- **WHAT TO DO**
Scan the listing below for lines with the word "date". Report how many there are, as a number alone.

- **EXERCISE DATA**
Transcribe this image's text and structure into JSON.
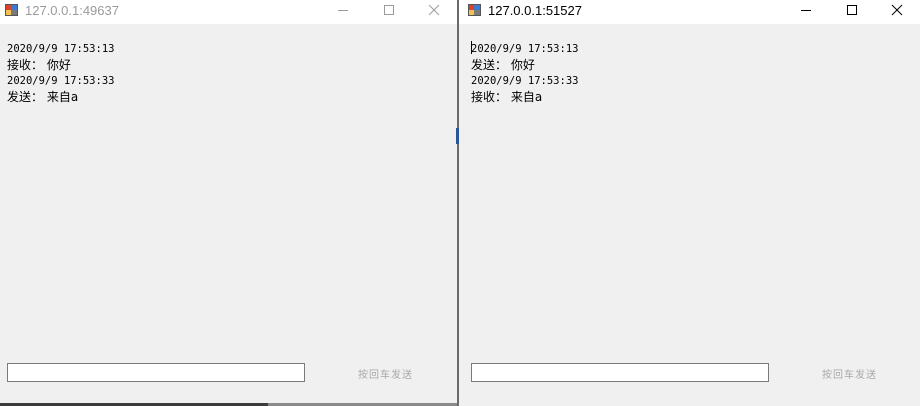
{
  "windows": [
    {
      "title": "127.0.0.1:49637",
      "active": false,
      "messages": [
        {
          "timestamp": "2020/9/9 17:53:13",
          "text": "接收： 你好"
        },
        {
          "timestamp": "2020/9/9 17:53:33",
          "text": "发送： 来自a"
        }
      ],
      "input_value": "",
      "send_hint": "按回车发送"
    },
    {
      "title": "127.0.0.1:51527",
      "active": true,
      "messages": [
        {
          "timestamp": "2020/9/9 17:53:13",
          "text": "发送： 你好"
        },
        {
          "timestamp": "2020/9/9 17:53:33",
          "text": "接收： 来自a"
        }
      ],
      "input_value": "",
      "send_hint": "按回车发送"
    }
  ],
  "icons": {
    "app": "app-icon",
    "minimize": "minimize-icon",
    "maximize": "maximize-icon",
    "close": "close-icon"
  },
  "colors": {
    "window_bg": "#f0f0f0",
    "titlebar_bg": "#ffffff",
    "inactive_title": "#9a9a9a",
    "active_title": "#000000",
    "hint_text": "#a8a8a8"
  }
}
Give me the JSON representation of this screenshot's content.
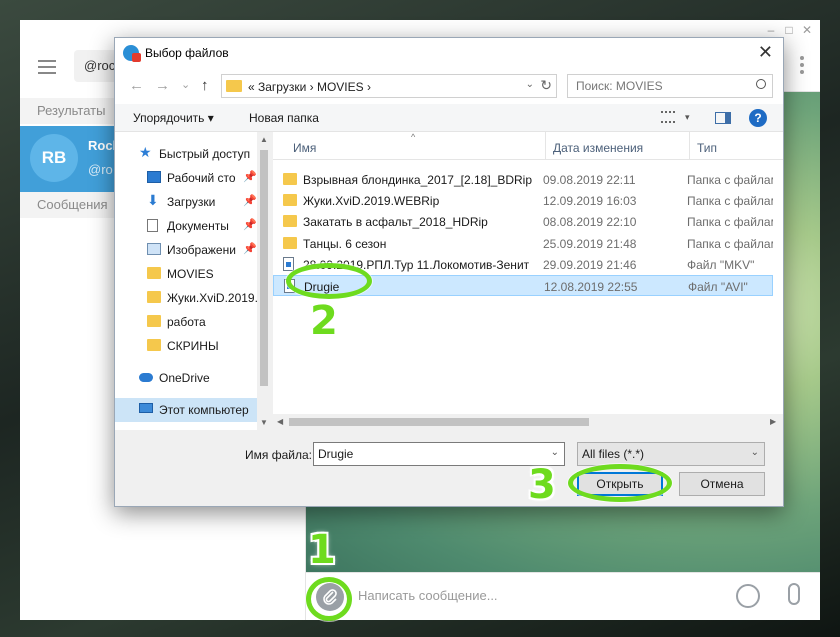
{
  "telegram": {
    "search_value": "@roc",
    "results_label": "Результаты",
    "chat": {
      "avatar": "RB",
      "name": "Rock",
      "sub": "@ro"
    },
    "messages_label": "Сообщения",
    "compose_placeholder": "Написать сообщение...",
    "window_controls": {
      "minimize": "–",
      "maximize": "□",
      "close": "✕"
    }
  },
  "dialog": {
    "title": "Выбор файлов",
    "close_glyph": "✕",
    "nav": {
      "back": "←",
      "forward": "→",
      "dropdown": "⌄",
      "up": "↑"
    },
    "address": "«  Загрузки  ›  MOVIES  ›",
    "address_dropdown": "⌄",
    "refresh": "↻",
    "search_placeholder": "Поиск: MOVIES",
    "toolbar": {
      "organize": "Упорядочить ▾",
      "new_folder": "Новая папка",
      "views_dropdown": "▾",
      "help": "?"
    },
    "nav_pane": [
      {
        "name": "nav-quick-access",
        "label": "Быстрый доступ",
        "icon": "star",
        "pin": ""
      },
      {
        "name": "nav-desktop",
        "label": "Рабочий сто",
        "icon": "desktop",
        "pin": "📌"
      },
      {
        "name": "nav-downloads",
        "label": "Загрузки",
        "icon": "download",
        "pin": "📌"
      },
      {
        "name": "nav-documents",
        "label": "Документы",
        "icon": "doc",
        "pin": "📌"
      },
      {
        "name": "nav-pictures",
        "label": "Изображени",
        "icon": "image",
        "pin": "📌"
      },
      {
        "name": "nav-movies",
        "label": "MOVIES",
        "icon": "folder",
        "pin": ""
      },
      {
        "name": "nav-zhuki",
        "label": "Жуки.XviD.2019.",
        "icon": "folder",
        "pin": ""
      },
      {
        "name": "nav-rabota",
        "label": "работа",
        "icon": "folder",
        "pin": ""
      },
      {
        "name": "nav-skriny",
        "label": "СКРИНЫ",
        "icon": "folder",
        "pin": ""
      },
      {
        "name": "nav-onedrive",
        "label": "OneDrive",
        "icon": "cloud",
        "pin": ""
      },
      {
        "name": "nav-thiscomputer",
        "label": "Этот компьютер",
        "icon": "pc",
        "pin": ""
      }
    ],
    "scroll": {
      "up": "▲",
      "down": "▼",
      "left": "◀",
      "right": "▶"
    },
    "columns": {
      "name": "Имя",
      "date": "Дата изменения",
      "type": "Тип",
      "sort_caret": "^"
    },
    "files": [
      {
        "name": "Взрывная блондинка_2017_[2.18]_BDRip",
        "date": "09.08.2019 22:11",
        "type": "Папка с файлами",
        "icon": "folder"
      },
      {
        "name": "Жуки.XviD.2019.WEBRip",
        "date": "12.09.2019 16:03",
        "type": "Папка с файлами",
        "icon": "folder"
      },
      {
        "name": "Закатать в асфальт_2018_HDRip",
        "date": "08.08.2019 22:10",
        "type": "Папка с файлами",
        "icon": "folder"
      },
      {
        "name": "Танцы. 6 сезон",
        "date": "25.09.2019 21:48",
        "type": "Папка с файлами",
        "icon": "folder"
      },
      {
        "name": "28.09.2019.РПЛ.Тур 11.Локомотив-Зенит",
        "date": "29.09.2019 21:46",
        "type": "Файл \"MKV\"",
        "icon": "file"
      },
      {
        "name": "Drugie",
        "date": "12.08.2019 22:55",
        "type": "Файл \"AVI\"",
        "icon": "file",
        "selected": true
      }
    ],
    "filename_label": "Имя файла:",
    "filename_value": "Drugie",
    "filetype_value": "All files (*.*)",
    "open_label": "Открыть",
    "cancel_label": "Отмена"
  },
  "annotations": {
    "step1": "1",
    "step2": "2",
    "step3": "3"
  },
  "colors": {
    "accent": "#6edb1e",
    "telegram_blue": "#419fd9",
    "selection": "#cce8ff"
  }
}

- **WRITTEN RESPONSE**
7